Other products that saw significant price variations included Carte D’Or Vanilla Ice Cream and Lloyd Grossman Tomato and Basil Sauce at Asda – with prices fluctuating by 133% and 125% respectively.
At Morrisons, shoppers could pick up a bottle of Shloer’s Red Grape Juice Drink for just £1 on a good day, however it cost more than double (£2.25) on other days, a 125% increase.
The investigation also analysed pricing at a category level, looking at 19 areas from chocolates to cheese, and found the price for branded cakes and biscuits fluctuated by 48% on average – more than any other category.
In this category, Which? analysed the price of 14 products and found a 10-pack of Cadbury Chocolate Mini Rolls at Asda had the biggest price difference. It cost just £1.20 at its cheapest but was more than double the price at £2.60 on certain days.
Which is the cheapest supermarket?
Across all 19 categories analysed, Asda had the lowest average prices for branded groceries, making it the best option for shoppers who prefer branded items but do not want to pay over the odds.
Waitrose was the most expensive supermarket for branded items in eight categories including energy drinks, ice cream and tea, and Ocado for seven categories including juice drinks, coffee and cheddar.

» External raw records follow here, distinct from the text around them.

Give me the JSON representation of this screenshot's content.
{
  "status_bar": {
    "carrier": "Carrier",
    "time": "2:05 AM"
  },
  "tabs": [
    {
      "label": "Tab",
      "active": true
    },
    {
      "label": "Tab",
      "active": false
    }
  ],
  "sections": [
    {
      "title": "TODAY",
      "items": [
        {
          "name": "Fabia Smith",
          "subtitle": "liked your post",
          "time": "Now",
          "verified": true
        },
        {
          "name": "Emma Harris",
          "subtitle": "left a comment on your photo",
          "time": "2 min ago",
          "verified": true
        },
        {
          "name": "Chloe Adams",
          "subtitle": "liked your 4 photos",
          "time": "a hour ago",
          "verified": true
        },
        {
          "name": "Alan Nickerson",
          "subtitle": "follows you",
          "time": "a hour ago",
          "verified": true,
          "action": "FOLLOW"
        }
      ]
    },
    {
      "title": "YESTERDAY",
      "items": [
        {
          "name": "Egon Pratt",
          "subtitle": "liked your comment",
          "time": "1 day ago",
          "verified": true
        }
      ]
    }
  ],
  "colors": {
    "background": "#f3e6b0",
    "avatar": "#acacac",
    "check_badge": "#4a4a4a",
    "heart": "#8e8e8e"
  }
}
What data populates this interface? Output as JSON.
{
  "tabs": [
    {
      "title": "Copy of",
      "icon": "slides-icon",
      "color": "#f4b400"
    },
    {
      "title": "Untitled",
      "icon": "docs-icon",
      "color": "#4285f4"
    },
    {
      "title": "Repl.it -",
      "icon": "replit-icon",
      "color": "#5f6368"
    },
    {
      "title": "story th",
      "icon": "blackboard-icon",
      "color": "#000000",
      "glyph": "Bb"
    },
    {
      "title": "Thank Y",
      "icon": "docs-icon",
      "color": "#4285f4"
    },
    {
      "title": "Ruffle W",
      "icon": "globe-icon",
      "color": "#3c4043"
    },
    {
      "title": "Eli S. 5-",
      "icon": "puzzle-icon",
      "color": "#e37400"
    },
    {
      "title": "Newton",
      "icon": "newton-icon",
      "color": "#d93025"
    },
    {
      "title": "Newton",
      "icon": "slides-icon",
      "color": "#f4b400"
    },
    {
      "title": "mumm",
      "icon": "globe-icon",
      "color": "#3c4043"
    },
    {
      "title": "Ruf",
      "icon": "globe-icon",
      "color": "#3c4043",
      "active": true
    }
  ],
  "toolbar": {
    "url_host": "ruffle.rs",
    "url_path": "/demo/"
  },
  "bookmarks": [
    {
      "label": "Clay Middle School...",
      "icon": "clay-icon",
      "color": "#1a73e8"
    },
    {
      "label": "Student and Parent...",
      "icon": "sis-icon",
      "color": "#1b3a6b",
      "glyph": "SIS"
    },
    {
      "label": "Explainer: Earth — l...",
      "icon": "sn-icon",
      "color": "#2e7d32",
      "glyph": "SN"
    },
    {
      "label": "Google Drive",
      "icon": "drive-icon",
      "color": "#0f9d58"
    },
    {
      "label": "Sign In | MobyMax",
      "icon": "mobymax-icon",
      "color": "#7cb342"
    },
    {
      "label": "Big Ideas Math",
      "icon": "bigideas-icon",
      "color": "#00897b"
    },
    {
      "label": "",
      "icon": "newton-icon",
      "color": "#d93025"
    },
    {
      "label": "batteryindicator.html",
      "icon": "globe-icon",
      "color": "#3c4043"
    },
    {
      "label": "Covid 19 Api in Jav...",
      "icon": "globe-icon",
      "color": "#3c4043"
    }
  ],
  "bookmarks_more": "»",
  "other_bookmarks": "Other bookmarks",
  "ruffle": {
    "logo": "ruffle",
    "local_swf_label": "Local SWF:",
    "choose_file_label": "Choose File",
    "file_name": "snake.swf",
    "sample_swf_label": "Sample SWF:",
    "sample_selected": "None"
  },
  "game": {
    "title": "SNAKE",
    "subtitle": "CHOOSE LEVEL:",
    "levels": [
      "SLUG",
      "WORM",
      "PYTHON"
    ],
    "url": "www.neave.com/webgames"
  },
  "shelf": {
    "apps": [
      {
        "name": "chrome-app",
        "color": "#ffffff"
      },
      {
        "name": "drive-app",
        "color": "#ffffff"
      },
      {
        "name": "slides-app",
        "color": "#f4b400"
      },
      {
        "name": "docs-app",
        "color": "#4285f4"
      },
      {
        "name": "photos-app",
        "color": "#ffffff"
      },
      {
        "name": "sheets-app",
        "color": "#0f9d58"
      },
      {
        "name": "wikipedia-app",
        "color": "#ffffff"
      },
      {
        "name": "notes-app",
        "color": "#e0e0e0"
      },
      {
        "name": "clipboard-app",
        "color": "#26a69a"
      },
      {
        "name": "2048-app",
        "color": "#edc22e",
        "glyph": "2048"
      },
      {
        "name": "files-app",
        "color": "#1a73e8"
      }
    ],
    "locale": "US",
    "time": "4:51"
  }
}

While Aldi and Lidl were not featured in the investigation, as they stock fewer branded goods, both budget supermarkets have won legions of customers by focusing on consistently low prices rather than deals and discounts. In Which?’s monthly price analysis, the cheapest supermarket is invariably either Aldi or Lidl.
Ele Clark, Which? Retail editor, said: “Our research reveals just how wildly food and drink prices can fluctuate from day to day, meaning people are at risk of massively overpaying for branded groceries depending on when and where they shop.
“We would recommend keeping an eye on the prices of your favourite products and stocking up when they’re discounted to avoid paying over the odds.”